“They’re my favorite.”
I smiled at the voice.
I walked up to the counter and placed the bag in front of Beth. She yawned as she rang up my order.
“Anything else?” she asked.
I removed the handgun from under my jacket and fired two shots into her chest. She fell back against the wall. Blood splattered on the cash register and the lotto tickets. When she didn’t get up, I walked out of the station, not even bothering to make it look like a robbery.
I got back into the car and Jason was sitting in the passenger’s seat. I tossed him the bag of chips.
“You know they probably have a camera, right?” he said.
“Yeah.” I put the car into drive. “But that’s what I have you for, to take care of me.”
He reclined in his chair. “And don’t you ever forget that.”
As I sped away, I put my hand over his. It was real, solid, and I wanted it to stay that way. Forever.

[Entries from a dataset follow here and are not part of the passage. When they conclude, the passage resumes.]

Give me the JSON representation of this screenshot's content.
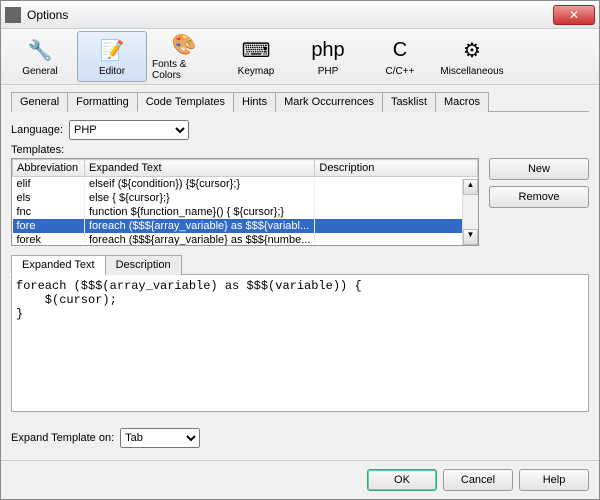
{
  "window": {
    "title": "Options"
  },
  "toolbar": {
    "items": [
      {
        "label": "General",
        "icon": "🔧"
      },
      {
        "label": "Editor",
        "icon": "📝"
      },
      {
        "label": "Fonts & Colors",
        "icon": "🎨"
      },
      {
        "label": "Keymap",
        "icon": "⌨"
      },
      {
        "label": "PHP",
        "icon": "php"
      },
      {
        "label": "C/C++",
        "icon": "C"
      },
      {
        "label": "Miscellaneous",
        "icon": "⚙"
      }
    ]
  },
  "subtabs": [
    "General",
    "Formatting",
    "Code Templates",
    "Hints",
    "Mark Occurrences",
    "Tasklist",
    "Macros"
  ],
  "language": {
    "label": "Language:",
    "value": "PHP"
  },
  "templates_label": "Templates:",
  "columns": [
    "Abbreviation",
    "Expanded Text",
    "Description"
  ],
  "rows": [
    {
      "abbr": "elif",
      "exp": "elseif (${condition}) {${cursor};}",
      "desc": ""
    },
    {
      "abbr": "els",
      "exp": "else {   ${cursor};}",
      "desc": ""
    },
    {
      "abbr": "fnc",
      "exp": "function ${function_name}() {   ${cursor};}",
      "desc": ""
    },
    {
      "abbr": "fore",
      "exp": "foreach ($$${array_variable} as $$${variabl...",
      "desc": ""
    },
    {
      "abbr": "forek",
      "exp": "foreach ($$${array_variable} as $$${numbe...",
      "desc": ""
    }
  ],
  "selected_row": 3,
  "side": {
    "new": "New",
    "remove": "Remove"
  },
  "detail_tabs": [
    "Expanded Text",
    "Description"
  ],
  "code": "foreach ($$$(array_variable) as $$$(variable)) {\n    $(cursor);\n}",
  "expand": {
    "label": "Expand Template on:",
    "value": "Tab"
  },
  "footer": {
    "ok": "OK",
    "cancel": "Cancel",
    "help": "Help"
  }
}
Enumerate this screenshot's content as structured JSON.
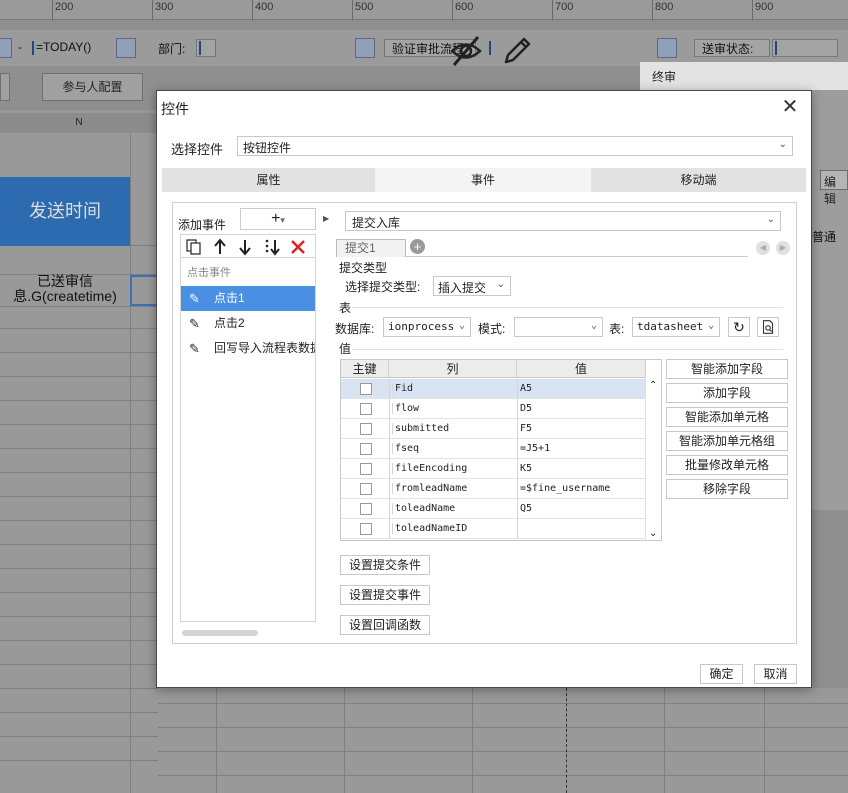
{
  "ruler": {
    "ticks": [
      "200",
      "300",
      "400",
      "500",
      "600",
      "700",
      "800",
      "900"
    ]
  },
  "param_bar": {
    "dash": "-",
    "today_value": "=TODAY()",
    "dept_label": "部门:",
    "verify_label": "验证审批流程",
    "send_status_label": "送审状态:"
  },
  "bg": {
    "participants_button": "参与人配置",
    "final_review": "终审",
    "edit_button": "编辑",
    "normal_text": "普通",
    "column_header": "N",
    "send_time_header": "发送时间",
    "cell_expression": "已送审信息.G(createtime)"
  },
  "dialog": {
    "title": "控件",
    "close_symbol": "✕",
    "select_control_label": "选择控件",
    "select_control_value": "按钮控件",
    "tabs": [
      "属性",
      "事件",
      "移动端"
    ],
    "active_tab": "事件",
    "add_event_label": "添加事件",
    "add_event_symbol": "+",
    "add_event_chevron": "▾",
    "event_group": "点击事件",
    "events": [
      "点击1",
      "点击2",
      "回写导入流程表数据"
    ],
    "selected_event": "点击1",
    "submit_type_select": "提交入库",
    "sub_tab": "提交1",
    "sections": {
      "submit_type": "提交类型",
      "table": "表",
      "value": "值"
    },
    "submit_type_label": "选择提交类型:",
    "submit_type_value": "插入提交",
    "db_label": "数据库:",
    "db_value": "ionprocess",
    "schema_label": "模式:",
    "schema_value": "",
    "table_label": "表:",
    "table_value": "tdatasheet",
    "grid_headers": [
      "主键",
      "列",
      "值"
    ],
    "grid_rows": [
      {
        "column": "Fid",
        "value": "A5"
      },
      {
        "column": "flow",
        "value": "D5"
      },
      {
        "column": "submitted",
        "value": "F5"
      },
      {
        "column": "fseq",
        "value": "=J5+1"
      },
      {
        "column": "fileEncoding",
        "value": "K5"
      },
      {
        "column": "fromleadName",
        "value": "=$fine_username"
      },
      {
        "column": "toleadName",
        "value": "Q5"
      },
      {
        "column": "toleadNameID",
        "value": ""
      }
    ],
    "action_buttons": [
      "智能添加字段",
      "添加字段",
      "智能添加单元格",
      "智能添加单元格组",
      "批量修改单元格",
      "移除字段"
    ],
    "bottom_buttons": [
      "设置提交条件",
      "设置提交事件",
      "设置回调函数"
    ],
    "ok": "确定",
    "cancel": "取消"
  },
  "icons": {
    "copy": "copy-icon",
    "up": "arrow-up-icon",
    "down": "arrow-down-icon",
    "move_bottom": "move-to-bottom-icon",
    "delete": "delete-icon",
    "refresh": "refresh-icon",
    "preview": "preview-icon"
  },
  "colors": {
    "accent_blue": "#4a90e2",
    "delete_red": "#e02020",
    "header_blue": "#2d6bb0"
  }
}
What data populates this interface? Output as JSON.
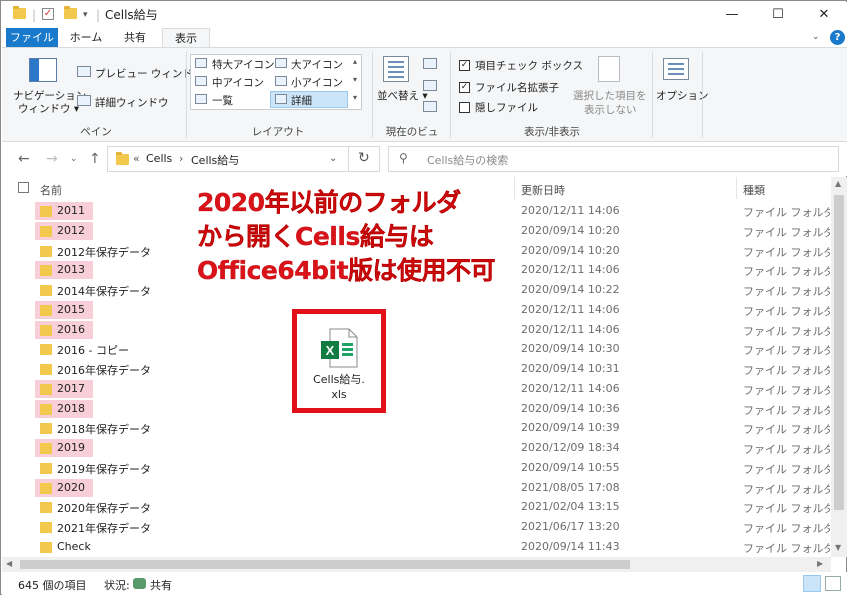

Nu Yang resides in Southern California, although she is a Midwest girl at heart. She is the editorial assistant with The Log newspaper and Editor and Publisher magazine as well as the assistant editor with New Myths, an online speculative magazine. She has been published with Three Crow Press, Hic Dragones, and JournalStone. Nu is a 2006 graduate of the Odyssey Fantasy Writing Workshop and a June 2009 graduate of the Writing Popular Fiction Master’s program at Seton Hill University. When she’s not writing, she sings karaoke, watches too much television, and daydreams about demon hunters, supernatural monsters, and the occasional love story.